Tom Umberg Enters Attorney General’s Race
Democratic Assemblyman Tom Umberg announced his candidacy Thursday for state attorney general and immediately went on the attack, saying that Republican incumbent Dan Lungren has lost the war on crime.
Umberg, a former federal prosecutor and the only Orange County Democrat in the Legislature, vowed to focus on juvenile crime to help keep first-time offenders from becoming revolving-door felons.
During a half-hour news conference, the Garden Grove Democrat repeatedly blasted his opponent in the June Democratic primary, San Francisco Dist. Atty. Arlo Smith, and Lungren. Smith narrowly lost the attorney general’s race to Lungren in 1990.
Umberg, 38, said the attorney general has “presided over record-breaking violent crime” while failing to curb gangs, drug dealers and the proliferation of guns in public schools. He ridiculed Smith as an ineffective district attorney, concluding that “with a record like his, Arlo Smith should be running for cover, not for attorney general.”
Smith said Umberg had misrepresented his record and suggested that Umberg lacks the statewide name identification and experience to mount a successful campaign. “I think I’ve probably handled more cases before the U.S. Supreme Court than he’s ever brought to trial,” Smith said. “He’s totally lacking in experience.”
Joanne Stabler, Lungren’s campaign manager, defended the attorney general’s record, saying that the state crime rate fell last year and that Lungren has worked hard to press legislation designed to combat gangs and school violence. She also criticized Umberg for failing to push more legislation through the Assembly Public Safety Committee, a traditional graveyard for tough crime bills.
“The Rip van Winkle of the Public Safety Committee has finally awakened,” she said. “He’s been sitting on that committee for a long time now and hasn’t put forth any tough crime-fighting legislation.”
Umberg’s opponents also criticized him for failing early on to champion the “three strikes, you’re out” measure proposed for the ballot. Umberg is pushing his own “three strikes” bill, which he calls a “good first step,” and said he is a backer of the ballot initiative.
First elected to political office in 1990, Umberg has been embraced by state Democratic leaders as a rising star, someone whose credentials as a moderate legislator, former military officer and prosecutor might help expand the party’s base.
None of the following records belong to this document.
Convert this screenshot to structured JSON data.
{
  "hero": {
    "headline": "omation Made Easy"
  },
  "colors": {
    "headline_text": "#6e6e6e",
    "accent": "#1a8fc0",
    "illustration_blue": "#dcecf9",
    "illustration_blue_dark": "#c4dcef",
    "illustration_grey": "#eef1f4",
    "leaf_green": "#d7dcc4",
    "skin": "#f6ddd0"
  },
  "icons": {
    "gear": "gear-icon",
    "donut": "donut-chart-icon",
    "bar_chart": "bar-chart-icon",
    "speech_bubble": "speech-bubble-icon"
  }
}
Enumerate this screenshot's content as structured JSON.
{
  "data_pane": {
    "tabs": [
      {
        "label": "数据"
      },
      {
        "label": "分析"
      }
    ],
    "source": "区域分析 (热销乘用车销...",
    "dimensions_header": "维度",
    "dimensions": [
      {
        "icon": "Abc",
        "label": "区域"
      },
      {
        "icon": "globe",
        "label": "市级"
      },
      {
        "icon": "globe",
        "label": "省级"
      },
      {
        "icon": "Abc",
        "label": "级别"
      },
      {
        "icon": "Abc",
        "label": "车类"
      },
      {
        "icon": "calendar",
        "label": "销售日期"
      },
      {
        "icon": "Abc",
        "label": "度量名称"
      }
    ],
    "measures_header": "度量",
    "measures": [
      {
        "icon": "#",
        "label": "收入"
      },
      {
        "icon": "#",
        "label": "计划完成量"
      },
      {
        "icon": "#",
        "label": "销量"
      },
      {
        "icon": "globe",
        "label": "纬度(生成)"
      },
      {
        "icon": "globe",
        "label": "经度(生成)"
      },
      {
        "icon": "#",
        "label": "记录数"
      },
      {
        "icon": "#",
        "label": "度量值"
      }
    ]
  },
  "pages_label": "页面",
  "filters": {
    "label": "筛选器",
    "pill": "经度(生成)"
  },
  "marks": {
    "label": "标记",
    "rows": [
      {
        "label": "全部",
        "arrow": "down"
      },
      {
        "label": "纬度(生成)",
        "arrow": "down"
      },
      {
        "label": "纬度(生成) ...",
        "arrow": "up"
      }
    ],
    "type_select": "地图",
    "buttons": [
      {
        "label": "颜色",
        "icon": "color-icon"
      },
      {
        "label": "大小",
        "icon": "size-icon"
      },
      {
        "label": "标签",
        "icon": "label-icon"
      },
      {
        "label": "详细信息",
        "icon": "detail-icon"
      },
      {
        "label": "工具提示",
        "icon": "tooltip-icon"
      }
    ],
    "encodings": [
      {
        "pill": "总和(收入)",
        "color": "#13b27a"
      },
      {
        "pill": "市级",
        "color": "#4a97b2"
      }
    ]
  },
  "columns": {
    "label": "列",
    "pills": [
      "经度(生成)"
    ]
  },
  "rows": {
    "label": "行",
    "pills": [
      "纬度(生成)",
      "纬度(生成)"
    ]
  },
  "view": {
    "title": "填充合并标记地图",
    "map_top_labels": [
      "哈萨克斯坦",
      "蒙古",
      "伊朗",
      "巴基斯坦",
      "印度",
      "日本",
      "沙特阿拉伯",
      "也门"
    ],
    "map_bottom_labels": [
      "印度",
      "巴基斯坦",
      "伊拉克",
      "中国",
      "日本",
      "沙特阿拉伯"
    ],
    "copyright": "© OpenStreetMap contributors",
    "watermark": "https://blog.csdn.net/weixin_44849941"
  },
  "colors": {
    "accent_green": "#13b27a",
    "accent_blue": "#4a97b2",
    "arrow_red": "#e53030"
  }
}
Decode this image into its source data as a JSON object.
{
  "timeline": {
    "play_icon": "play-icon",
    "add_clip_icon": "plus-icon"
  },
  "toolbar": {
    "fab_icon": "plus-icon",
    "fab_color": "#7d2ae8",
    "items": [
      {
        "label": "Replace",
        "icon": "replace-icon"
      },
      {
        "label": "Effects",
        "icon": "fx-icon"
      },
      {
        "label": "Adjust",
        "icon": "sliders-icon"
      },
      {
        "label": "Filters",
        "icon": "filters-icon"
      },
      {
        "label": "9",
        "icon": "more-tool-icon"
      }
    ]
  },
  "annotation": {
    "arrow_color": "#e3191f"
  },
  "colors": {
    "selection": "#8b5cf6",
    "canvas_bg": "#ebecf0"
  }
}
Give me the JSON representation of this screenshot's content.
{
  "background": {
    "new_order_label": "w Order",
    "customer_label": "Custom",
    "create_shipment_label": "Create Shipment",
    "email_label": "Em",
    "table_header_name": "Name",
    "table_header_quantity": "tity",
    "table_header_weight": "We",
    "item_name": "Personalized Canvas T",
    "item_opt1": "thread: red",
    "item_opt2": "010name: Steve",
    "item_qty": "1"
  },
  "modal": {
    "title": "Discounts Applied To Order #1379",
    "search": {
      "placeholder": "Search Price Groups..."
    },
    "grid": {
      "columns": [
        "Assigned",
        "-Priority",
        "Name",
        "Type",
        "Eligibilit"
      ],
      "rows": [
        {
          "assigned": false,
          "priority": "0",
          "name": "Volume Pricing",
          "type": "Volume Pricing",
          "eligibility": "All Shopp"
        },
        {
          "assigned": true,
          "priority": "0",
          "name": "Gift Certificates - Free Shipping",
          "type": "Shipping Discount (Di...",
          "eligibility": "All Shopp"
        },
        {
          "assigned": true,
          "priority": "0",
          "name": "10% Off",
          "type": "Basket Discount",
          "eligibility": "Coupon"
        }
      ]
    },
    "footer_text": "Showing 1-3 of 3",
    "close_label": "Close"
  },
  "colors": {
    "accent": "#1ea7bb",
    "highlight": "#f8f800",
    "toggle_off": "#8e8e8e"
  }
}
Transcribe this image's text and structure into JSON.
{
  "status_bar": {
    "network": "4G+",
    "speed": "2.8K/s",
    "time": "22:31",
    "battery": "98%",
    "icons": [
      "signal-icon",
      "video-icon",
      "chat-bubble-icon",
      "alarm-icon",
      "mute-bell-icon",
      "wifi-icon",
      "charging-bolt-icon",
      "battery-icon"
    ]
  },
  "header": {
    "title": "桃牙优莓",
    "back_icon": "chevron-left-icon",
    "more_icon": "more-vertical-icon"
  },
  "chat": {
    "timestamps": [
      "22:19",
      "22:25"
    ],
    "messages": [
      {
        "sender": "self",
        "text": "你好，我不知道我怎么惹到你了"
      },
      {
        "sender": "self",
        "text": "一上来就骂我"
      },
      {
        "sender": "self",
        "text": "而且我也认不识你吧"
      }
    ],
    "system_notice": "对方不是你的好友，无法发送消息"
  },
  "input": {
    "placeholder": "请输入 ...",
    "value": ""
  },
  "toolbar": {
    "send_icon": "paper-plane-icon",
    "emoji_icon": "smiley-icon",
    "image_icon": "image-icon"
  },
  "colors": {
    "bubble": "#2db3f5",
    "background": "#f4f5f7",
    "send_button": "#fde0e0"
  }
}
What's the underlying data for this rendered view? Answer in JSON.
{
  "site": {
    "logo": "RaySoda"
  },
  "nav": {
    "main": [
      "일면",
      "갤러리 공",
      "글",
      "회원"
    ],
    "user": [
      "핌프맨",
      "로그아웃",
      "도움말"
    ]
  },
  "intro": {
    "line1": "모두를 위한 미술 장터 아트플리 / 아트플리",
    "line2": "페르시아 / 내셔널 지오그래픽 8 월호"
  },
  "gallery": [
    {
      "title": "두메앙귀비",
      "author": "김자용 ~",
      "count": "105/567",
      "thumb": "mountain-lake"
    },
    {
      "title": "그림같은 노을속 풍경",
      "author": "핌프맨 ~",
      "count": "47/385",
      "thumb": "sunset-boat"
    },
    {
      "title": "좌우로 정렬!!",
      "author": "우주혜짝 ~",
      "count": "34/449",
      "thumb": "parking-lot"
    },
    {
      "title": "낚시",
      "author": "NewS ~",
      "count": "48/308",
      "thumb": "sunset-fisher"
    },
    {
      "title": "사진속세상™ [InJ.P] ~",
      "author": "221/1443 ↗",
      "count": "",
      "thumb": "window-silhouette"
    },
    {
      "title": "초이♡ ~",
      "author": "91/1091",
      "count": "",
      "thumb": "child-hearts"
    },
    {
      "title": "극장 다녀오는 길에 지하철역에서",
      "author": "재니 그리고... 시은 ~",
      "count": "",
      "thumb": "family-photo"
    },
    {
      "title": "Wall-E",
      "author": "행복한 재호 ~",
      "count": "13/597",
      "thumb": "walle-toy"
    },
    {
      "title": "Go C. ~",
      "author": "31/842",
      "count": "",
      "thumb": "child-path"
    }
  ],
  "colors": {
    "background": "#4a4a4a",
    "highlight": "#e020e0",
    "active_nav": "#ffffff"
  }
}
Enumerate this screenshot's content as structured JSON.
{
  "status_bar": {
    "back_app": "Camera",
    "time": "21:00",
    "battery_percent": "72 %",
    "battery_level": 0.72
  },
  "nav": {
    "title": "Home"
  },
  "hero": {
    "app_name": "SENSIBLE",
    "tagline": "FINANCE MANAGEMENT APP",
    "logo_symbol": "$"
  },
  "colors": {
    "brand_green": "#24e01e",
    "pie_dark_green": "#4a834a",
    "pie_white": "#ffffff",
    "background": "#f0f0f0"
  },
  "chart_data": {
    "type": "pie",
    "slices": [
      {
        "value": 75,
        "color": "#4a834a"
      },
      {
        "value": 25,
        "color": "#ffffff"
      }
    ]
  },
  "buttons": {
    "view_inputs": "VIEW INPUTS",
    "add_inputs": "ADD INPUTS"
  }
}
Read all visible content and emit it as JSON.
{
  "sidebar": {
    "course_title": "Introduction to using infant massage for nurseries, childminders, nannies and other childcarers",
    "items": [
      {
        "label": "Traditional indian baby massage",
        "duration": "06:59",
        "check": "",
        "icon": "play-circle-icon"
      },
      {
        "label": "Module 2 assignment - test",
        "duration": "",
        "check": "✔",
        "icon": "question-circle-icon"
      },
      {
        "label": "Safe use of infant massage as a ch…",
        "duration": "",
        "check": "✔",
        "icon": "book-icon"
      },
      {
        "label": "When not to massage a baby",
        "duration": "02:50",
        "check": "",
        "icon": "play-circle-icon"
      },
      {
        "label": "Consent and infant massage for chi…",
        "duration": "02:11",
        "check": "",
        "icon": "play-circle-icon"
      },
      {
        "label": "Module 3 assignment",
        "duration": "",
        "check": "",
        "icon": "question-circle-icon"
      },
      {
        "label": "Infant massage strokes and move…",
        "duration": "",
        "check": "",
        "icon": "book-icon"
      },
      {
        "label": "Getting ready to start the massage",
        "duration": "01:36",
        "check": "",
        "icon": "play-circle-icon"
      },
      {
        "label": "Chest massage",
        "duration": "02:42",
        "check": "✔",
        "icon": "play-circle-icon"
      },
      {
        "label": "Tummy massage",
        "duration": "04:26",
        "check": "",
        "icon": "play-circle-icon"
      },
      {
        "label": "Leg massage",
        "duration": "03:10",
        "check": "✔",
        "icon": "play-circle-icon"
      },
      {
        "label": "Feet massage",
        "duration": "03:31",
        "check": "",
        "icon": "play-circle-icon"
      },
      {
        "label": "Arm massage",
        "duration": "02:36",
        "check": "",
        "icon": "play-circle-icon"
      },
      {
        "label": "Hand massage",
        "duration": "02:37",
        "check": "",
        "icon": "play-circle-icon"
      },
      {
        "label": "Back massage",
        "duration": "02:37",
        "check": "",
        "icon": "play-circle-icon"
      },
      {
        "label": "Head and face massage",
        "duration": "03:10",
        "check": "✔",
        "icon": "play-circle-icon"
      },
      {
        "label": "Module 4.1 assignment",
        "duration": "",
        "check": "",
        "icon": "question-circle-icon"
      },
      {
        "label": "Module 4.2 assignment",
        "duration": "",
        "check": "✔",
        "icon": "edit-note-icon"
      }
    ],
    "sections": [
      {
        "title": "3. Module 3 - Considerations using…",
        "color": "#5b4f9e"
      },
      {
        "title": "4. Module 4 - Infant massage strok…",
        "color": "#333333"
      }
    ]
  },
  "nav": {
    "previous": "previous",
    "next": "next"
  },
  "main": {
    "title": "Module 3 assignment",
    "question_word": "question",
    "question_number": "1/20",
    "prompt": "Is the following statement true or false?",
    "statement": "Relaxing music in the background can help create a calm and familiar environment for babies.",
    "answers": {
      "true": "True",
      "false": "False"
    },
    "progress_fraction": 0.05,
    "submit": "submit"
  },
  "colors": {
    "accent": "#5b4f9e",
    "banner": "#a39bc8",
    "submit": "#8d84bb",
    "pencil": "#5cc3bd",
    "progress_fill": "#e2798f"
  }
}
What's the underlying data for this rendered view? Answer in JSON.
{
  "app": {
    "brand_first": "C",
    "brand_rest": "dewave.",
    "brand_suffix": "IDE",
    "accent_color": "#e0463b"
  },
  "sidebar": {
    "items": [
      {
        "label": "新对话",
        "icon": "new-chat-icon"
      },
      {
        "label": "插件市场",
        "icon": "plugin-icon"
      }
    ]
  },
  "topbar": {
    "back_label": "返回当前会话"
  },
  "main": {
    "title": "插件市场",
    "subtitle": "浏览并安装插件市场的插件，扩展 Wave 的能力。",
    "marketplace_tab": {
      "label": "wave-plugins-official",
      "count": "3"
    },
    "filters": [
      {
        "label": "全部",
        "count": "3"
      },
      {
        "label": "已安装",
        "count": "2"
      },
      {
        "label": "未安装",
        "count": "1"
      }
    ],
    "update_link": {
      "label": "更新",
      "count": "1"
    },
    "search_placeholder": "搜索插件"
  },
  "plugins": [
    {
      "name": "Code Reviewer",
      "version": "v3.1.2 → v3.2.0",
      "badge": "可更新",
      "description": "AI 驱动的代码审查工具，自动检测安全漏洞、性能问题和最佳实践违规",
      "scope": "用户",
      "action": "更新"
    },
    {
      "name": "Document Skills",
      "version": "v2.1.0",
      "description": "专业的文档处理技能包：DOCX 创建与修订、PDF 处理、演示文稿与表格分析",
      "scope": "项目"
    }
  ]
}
Umberg hopes to use a growing campaign bankroll, ties to law enforcement groups and a network of support from fellow Assembly Democrats to help his campaign.